Directory traversal vulnerabilities allow an attacker to escape basic
In many situations, we wish to provide access only to resources within
a specific directory.
In the presence of a directory traversal vulnerability, an attacker can
access resources outside of the "safe" directory.
This is often accomplished using the "dot dot slash" mechanism provided
by all modern file systems.
When present in a path to a file, this mechanism tells the file system
to go back up to the parent directory.
For example, the following paths refer to the same file on a Unix
There are different character sequences that control moving between directories in a path name. Unix systems use the "/" as a separator while Windows uses the "\" (and sometimes recognizes the "/". While ASCII historically has been the most common character encoding, Unicode is seeing increasing use. And, when path names form part of a URL, we will also see percent encoding used.
As you can imagine, there are many situations in which directory traversal could be a problem. For example, a web site that allows for loading user-selected images from a directory on the web server may be vulnerable. Another example may be in a naive file transfer implementation that restricts user's working directory. For this exercise, we will consider a situation where some Java application must execute a third-party binary that is selected by a user. This could be present in some remote access mechanism where only the commands found in a certain directory are available. Your objective will be to input a string that executes a program outside of that directory.
We provide a simple Java program that executes a program found in a
The program takes a single argument: the name of the executable.
It executes the program with that name found in the
safe_programs directory located in the working directory
of the program.

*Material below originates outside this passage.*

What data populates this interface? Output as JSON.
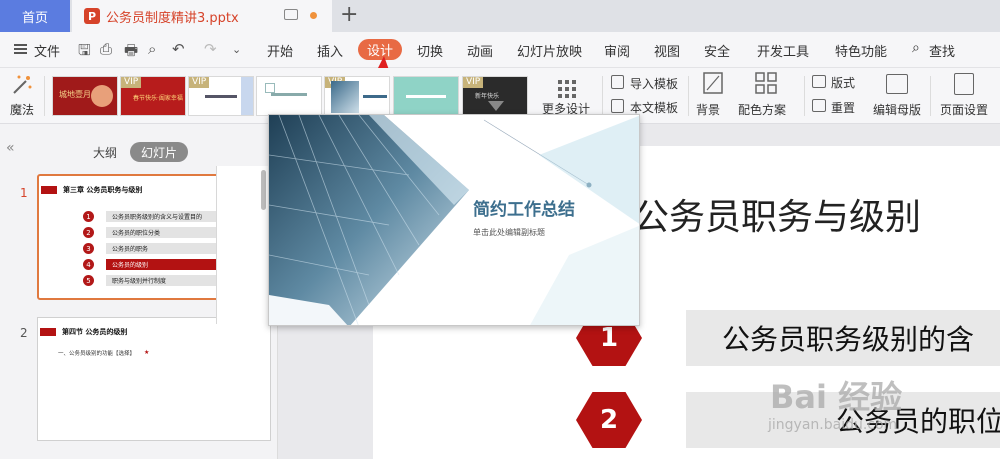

For now, the only two programs are binary implementations of Bash's
To mitigate the vulnerability in this exercise, we will use Java's implementation of "real" paths to ensure that the file specified has the correct parent directory. For this purpose, we want canonical paths. A canonical path is one that contains no relative path elements (i.e., no dot dot slash) and expands all symbolic-type links (i.e., if a path links to another file, it replaces the prefix of that path to the pointed-to file). The important notion of canonical paths is that any two paths referring to the same file system object have identical canonical paths. This will eliminate the complications of detecting relative path elements.
This exercise will be completed entirely on the command line terminal of the provided virtual machine. To open the terminal, right-click on the "EXERCISES" directory and select "Open in Terminal". Enter the following command to change into the exercise directory:
We provide a Makefile that will compile the program. Every time you
Main.java file, you must recompile the program
before running it again. Enter the following command to compile the
We will run this Java program from the command line.
You must provide an executable name to the program.
Execute the program by entering the following command, where "exe_name"
is the name of an executable in the
java Main exe_name
Note: If you somehow execute a program that gets stuck without
terminating, you can press
ctrl + c to terminate the
Now that you understand the basic behavior of the program, it's time
to look at the implementation.
This program is implemented in
Use your favorite text editor
to open this file. Enter the following command to open it in Nano:
Spend some time looking at the code to find our attack vector. How might our malicious input get to the file system?
As we noticed above, the program simply "resolves" the program name
against our input filename.
and the information in the table above, craft an input that executes
the "unsafe program" in our working directory (one level above the
In a real attack, we could climb the directory tree all the way to
root and execute any zero-argument program in the filesystem, but
let's stick to the
unsafe_program in our working
You should see the following output on successful exploitation:
UNSAFE PROGRAM OUTPUT Program Exit Code: 0
As mentioned in the introduction, we will be comparing canonical paths to determine that the specified file is within the correct directory. First, take a look at the Paths API documentation to see what operations we can use. We'll need to use the "real" path mechanism to canonicalize both paths, then ensure that the executable's parent is exactly the same as our safe directory. For our path to truly be canonical, we must follow and replace links. Try to implement this using the Paths API. If we get an input that does not satisfy this condition, print an error message and return a negative value. Remember to compile your program before testing.
Repeat the process of implementing the mitigation, compiling the program, and testing the behavior until you can confirm that the program's desired behavior is unchanged and that our exploits no longer work. Congratulations, you've successfully mitigated the directory traversal vulnerability!